2017 marked my 4th year of traveling the world for good eats. Generally my travels bring me far from Canada, in search of the more exotic edibles not necessarily accustomed to the average North American palate. This year on the other hand, I spent closer to home. While I got a taste of some foods many would call exotic, much of my travels this year had me searching out some of the best a destination had to offer.
This year was spent primarily in the Canadian Arctic where I had been for shorter stints in 2015 and 2016. Each year I’ve returned to the land of no trees I’ve been lucky enough to try a few of the traditional foods of the Inuit. While I got to eat seal, muktuk (narwhal) and caribou again this was no longer anything new to me. What was new though and might anger a few was polar bear meat. Hunted only by the Inuit legally, it is rare to get an opportunity like this so, I took it.
I received a bag of freshly butchered meat/fat from a friend who knew the hunter. It requires 2-3 hours boiling time minimum to become safe to eat. Otherwise it can make you severely ill. (Tip: If you are by chance ever preparing this, open the windows. The smell envelopes the house and is less than pleasant.) The meat shreds like pulled pork and the flavour is kind of a fishy pork, if you can wrap your mind around that. The fat is pungent, but eaten alongside the meat it is quite pleasant.
Spending late summer above the treeline, there are surprisingly many goodies to be foraged for. The tundra was laden with berries. Crowberries, Arctic blueberries, cranberries and bear berries. I couldn’t walk without stepping on something to eat. I was picking Labrador tea by the bag full, but what caught my attention the most was a special herb. Qunguliit or mountain sorrel was sweet and sour, unbelievably fragrant and flavorful. A citrusy essence, it was my favorite tundra edible found largely around flowing streams.

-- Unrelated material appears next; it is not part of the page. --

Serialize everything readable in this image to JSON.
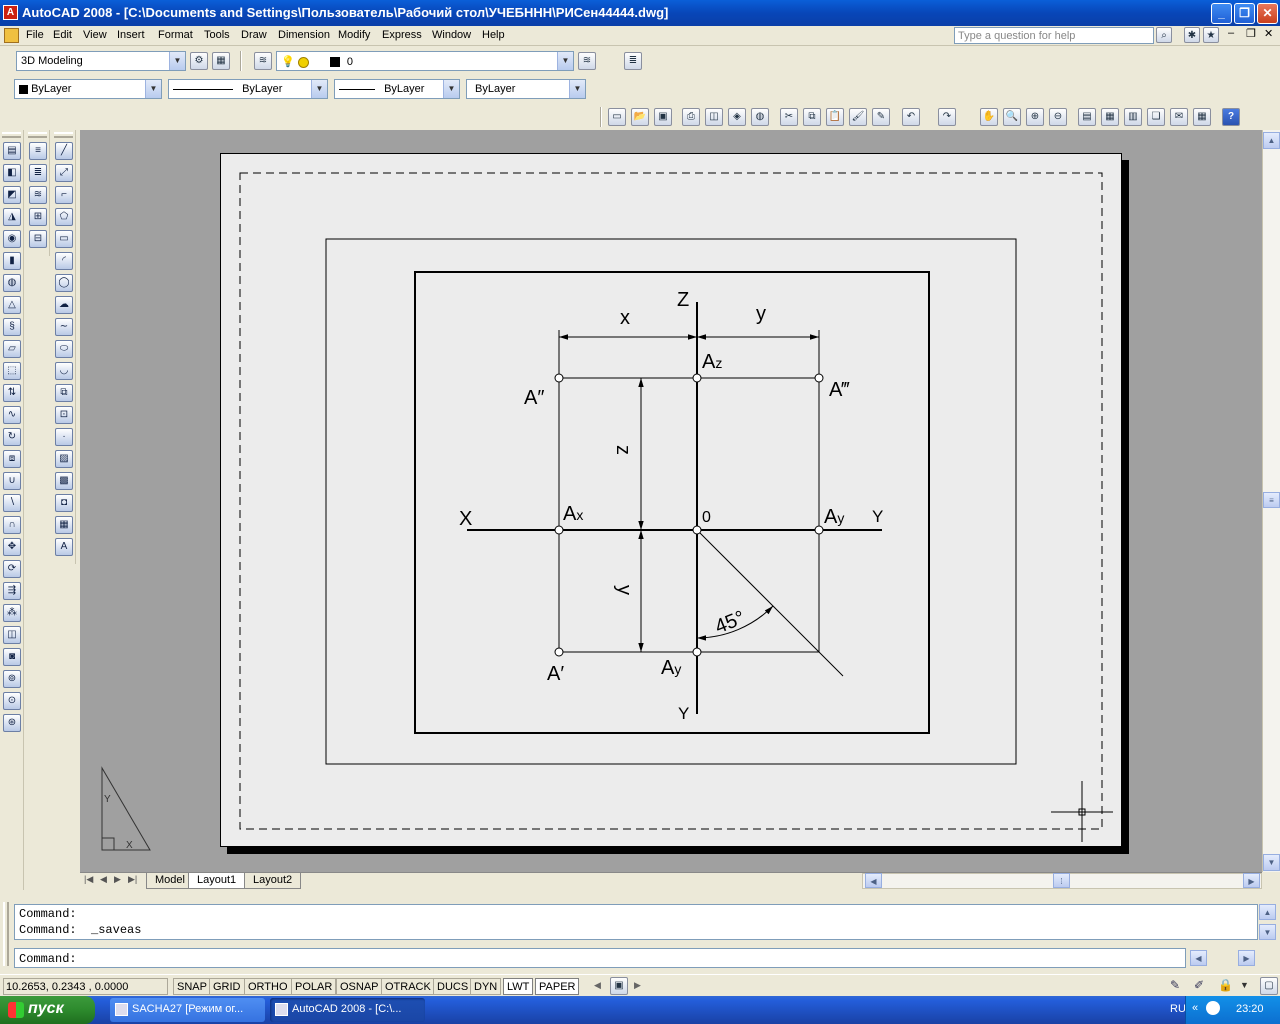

Across the pond, as my dad used to say, I finally made it to Ireland this year. Unfortunately, I barely missed the food festival in West Cork, but my trip did coincide with the Galway International Oyster and Seafood Festival. I consumed a plethora of seafood over the two days I attended the festival from local mussels, clams, razor clams, smoked salmon, but most importantly an abundance of Kerry oysters. A small oyster, sweet and succulent, paired with Guinness they were made for each other. Arthur Guinness must have had this in mind while crafting his world renowned brew.
Black pudding isn’t for everyone. Why, I don’t know. Probably due to the main ingredient and the idea of it for many people. Blood. Well, I love the taste of blood in multiple preparations from around the world and this is no different. I knew I’d be eating my fair share of this throughout my month in Ireland, especially since it comes on the deliciously unhealthy Full Irish breakfast. Trying numerous versions, Clonakilty reigns supreme in the minds of many an Irish folk. One of my last days in the country, I swung through the small town of Clonakilty, and of course paid the butcher shop a quick visit to see the goods.
Montreal was a city I have wanted to visit for quite some time now. Reasons different from long ago, the food scene is what was calling me now. The restaurant scene here is impeccable and while I did visit a few I’ve wanted to eat at for years, the classics are what had me most excited. Poutine was the first I checked off my list. Nothing I can’t get elsewhere in Canada, but it’s obviously a must while here. Montreal smoked meat is another that can’t be skipped over as well as the Montreal bagel. In my opinion the champion over the New York bagel. I imagine that’s just the Canadian in me.
I’m currently off exploring some of South America for the first time scouring the land for new and exciting edibles. The mouth waters in anticipation!